The “kingdom” can’t only be in the great beyond. Then what is it? How do we know what it’s like? Well, that is why we are in the training program of Jesus to recognize it! Tell us, Jesus, what Heaven’s kingdom is like.
And Jesus says some puzzling things, he says it’s like: a mustard seed that turns into a big tree; yeast that rises dough; treasure found in a field; a merchant who buys a pearl; and a net cast into the sea which catches all kinds of fish.
A mustard seed is small, unassuming, and is buried in the earth, but it grows hugely beyond its size to protect and shelter the birds of the heavens. So, Heaven’s kingdom is a small, small thing, easily overlooked, but with great potential. And that lines up well with the next image. Yeast is a colony of tiny microorganisms and yet they leaven flour, making bread exactly what it is. Heaven’s kingdom starts small, but spreads slowly, steadily, and makes us what we are.
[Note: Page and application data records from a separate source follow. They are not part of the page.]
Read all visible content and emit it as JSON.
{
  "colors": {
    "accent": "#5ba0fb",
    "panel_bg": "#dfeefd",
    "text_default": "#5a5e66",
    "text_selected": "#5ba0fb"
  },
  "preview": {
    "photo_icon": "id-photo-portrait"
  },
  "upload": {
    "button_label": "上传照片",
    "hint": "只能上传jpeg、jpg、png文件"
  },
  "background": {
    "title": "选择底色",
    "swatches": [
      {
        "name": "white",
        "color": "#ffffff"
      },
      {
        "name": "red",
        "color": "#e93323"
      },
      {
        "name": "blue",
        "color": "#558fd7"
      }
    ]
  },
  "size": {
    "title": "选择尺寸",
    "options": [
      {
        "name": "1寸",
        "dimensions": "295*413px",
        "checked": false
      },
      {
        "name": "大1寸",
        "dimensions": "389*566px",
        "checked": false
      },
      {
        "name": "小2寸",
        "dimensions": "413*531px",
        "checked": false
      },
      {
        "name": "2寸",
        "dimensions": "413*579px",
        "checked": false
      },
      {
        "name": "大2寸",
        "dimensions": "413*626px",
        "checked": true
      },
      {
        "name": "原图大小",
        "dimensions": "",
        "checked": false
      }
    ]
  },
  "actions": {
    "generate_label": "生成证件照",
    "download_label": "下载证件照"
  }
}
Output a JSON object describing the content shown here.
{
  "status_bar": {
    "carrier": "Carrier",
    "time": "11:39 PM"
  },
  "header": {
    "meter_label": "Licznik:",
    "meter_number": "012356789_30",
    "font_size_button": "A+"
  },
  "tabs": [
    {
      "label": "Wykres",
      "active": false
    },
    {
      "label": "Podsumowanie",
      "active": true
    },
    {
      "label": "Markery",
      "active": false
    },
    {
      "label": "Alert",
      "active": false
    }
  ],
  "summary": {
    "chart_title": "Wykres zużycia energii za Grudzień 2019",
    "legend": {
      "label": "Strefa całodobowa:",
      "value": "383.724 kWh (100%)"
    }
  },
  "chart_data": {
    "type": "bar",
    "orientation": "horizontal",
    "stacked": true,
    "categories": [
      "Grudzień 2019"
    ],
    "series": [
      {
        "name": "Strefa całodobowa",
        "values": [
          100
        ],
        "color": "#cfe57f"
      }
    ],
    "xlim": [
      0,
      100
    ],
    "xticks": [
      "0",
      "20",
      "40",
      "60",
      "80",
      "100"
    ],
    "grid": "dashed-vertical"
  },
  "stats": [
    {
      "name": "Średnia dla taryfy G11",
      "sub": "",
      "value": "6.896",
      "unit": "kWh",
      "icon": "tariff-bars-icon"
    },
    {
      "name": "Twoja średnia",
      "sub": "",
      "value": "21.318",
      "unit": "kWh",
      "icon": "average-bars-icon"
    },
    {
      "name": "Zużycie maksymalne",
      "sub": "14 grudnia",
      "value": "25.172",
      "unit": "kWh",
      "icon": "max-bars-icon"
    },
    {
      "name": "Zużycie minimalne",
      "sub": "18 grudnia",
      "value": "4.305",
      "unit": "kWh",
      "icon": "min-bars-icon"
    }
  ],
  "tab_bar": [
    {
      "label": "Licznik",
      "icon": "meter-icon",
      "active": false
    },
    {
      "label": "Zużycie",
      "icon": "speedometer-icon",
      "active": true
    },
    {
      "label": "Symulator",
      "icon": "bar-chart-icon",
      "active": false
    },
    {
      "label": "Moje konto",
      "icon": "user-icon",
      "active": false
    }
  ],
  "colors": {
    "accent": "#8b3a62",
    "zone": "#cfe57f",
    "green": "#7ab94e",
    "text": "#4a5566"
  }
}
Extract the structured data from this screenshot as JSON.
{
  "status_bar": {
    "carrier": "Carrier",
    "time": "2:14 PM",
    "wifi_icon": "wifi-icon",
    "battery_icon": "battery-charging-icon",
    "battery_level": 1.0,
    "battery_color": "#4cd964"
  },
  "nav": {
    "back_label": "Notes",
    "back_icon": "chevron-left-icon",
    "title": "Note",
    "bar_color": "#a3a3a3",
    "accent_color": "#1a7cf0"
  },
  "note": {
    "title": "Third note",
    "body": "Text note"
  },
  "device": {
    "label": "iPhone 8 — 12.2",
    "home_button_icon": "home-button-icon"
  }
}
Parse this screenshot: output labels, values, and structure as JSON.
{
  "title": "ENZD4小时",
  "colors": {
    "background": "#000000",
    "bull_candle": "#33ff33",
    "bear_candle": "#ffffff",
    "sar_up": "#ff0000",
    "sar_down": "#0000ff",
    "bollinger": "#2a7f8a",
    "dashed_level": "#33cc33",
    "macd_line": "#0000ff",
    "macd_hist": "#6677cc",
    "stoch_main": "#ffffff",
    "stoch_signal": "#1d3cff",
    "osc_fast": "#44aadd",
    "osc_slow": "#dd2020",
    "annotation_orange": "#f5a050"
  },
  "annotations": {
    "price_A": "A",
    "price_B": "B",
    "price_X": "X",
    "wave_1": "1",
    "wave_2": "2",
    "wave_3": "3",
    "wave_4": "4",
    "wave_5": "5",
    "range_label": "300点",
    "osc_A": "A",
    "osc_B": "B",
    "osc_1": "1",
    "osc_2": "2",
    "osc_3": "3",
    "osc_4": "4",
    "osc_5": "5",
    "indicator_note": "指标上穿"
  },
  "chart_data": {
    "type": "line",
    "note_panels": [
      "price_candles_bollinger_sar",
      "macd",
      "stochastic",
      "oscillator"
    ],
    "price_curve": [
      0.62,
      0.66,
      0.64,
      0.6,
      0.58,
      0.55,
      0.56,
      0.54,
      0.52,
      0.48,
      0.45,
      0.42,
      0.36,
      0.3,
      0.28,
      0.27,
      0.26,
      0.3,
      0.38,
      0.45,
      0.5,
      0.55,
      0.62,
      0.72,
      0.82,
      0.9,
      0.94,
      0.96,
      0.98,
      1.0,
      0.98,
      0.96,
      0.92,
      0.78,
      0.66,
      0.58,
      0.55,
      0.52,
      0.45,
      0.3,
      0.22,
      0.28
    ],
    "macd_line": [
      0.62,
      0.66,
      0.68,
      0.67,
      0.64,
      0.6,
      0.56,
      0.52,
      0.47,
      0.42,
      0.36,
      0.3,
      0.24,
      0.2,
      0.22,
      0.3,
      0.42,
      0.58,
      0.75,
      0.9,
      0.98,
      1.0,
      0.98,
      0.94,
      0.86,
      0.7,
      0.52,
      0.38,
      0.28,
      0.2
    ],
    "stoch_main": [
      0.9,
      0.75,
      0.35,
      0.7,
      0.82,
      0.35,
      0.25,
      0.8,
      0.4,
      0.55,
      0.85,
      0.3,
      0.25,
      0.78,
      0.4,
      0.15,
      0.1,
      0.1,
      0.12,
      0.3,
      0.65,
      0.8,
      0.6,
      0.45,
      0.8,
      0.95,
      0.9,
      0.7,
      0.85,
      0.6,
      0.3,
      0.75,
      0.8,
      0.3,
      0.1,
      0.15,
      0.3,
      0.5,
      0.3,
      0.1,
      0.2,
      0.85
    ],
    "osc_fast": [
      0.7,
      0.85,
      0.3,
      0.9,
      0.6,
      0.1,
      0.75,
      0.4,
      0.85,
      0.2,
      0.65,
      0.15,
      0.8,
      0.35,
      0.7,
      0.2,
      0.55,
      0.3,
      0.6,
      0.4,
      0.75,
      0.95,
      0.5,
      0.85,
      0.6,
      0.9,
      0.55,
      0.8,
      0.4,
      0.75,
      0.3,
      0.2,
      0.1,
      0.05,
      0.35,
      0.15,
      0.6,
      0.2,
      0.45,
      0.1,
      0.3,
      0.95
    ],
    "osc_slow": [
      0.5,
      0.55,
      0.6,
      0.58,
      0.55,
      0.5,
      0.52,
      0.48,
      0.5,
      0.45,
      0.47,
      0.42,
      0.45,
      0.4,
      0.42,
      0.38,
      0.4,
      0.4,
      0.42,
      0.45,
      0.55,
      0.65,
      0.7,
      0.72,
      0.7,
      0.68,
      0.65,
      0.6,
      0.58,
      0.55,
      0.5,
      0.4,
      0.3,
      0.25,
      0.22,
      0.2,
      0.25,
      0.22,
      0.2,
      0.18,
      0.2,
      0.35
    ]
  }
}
But in case you might think seeds and yeast are too common, Jesus changes gears. Heaven’s kingdom, God’s reign, is like a treasure buried in a field found by a person not even looking for it, but who abandons everything else in their life to seek it out. Now God’s reign is getting serious. Not only is it small, but with magnificent potential to help us and shape us—yet it is something we didn’t even mean to find, but is valuable beyond price, so precious that when we find it we will literally sell everything we own to get it. God’s reign is tiny and small, but it is power beyond power.
Jesus’ next parable drives this home, but continues to shift a little. Heaven’s reign is like a merchant in search of pearls now, not just the treasure itself. There is a slightly different version of this parable of Jesus out there, it goes like this: “Jesus said, ‘[God]’s kingdom is like a merchant who had a supply of merchandise and then found a pearl. That merchant was prudent; he sold the merchandise and bought the single pearl himself. So also with you, seek treasure that is unfailing, that is enduring, where no moth comes to devour and no worm destroys.’” Heaven’s kingdom is small like a seed or a pearl, something that comes upon us unlooked for, something that is worth more than all our normal “merchandise.” It spread and spreads, sheltering not just us but many, and making and shaping us to be who we are.
Going farther, Jesus says Heaven’s kingdom is like a net that catches all kinds of fish. God’s reign starts small and unassuming, it spreads and spreads, it is valuable beyond measure, and it scoops us all up, unawares like fish, into it’s loose and fibrous net. And I can’t help but think that the weeping and gnashing of teeth, is the attitude of those who thought they were right, staked their whole life on it rather than the pearl of great value, and who will find, in the end of all things, that they were wrong. Because the net has been cast and we are all already caught up in it. It is not up to use to divide the world. The seed has been planted and the curious cross-shaped tree has already grown.
The good news today is this: the Reign of God is not something you have to find yourself. And it’s not up to us who is in and who is out. Praise be to our God, who has already found us! Praise be to our God, who has forgiven us, and disciples us to un-learn!
Praise be to our God, because neither political party, nor cable news channels, nor coronavirus, nor social media, nor Russian hackers, nor riots, nor masks, nor things present, nor things to come, nor anything else in all creation, will be able to separate us from the love of God in Christ Jesus our Lord.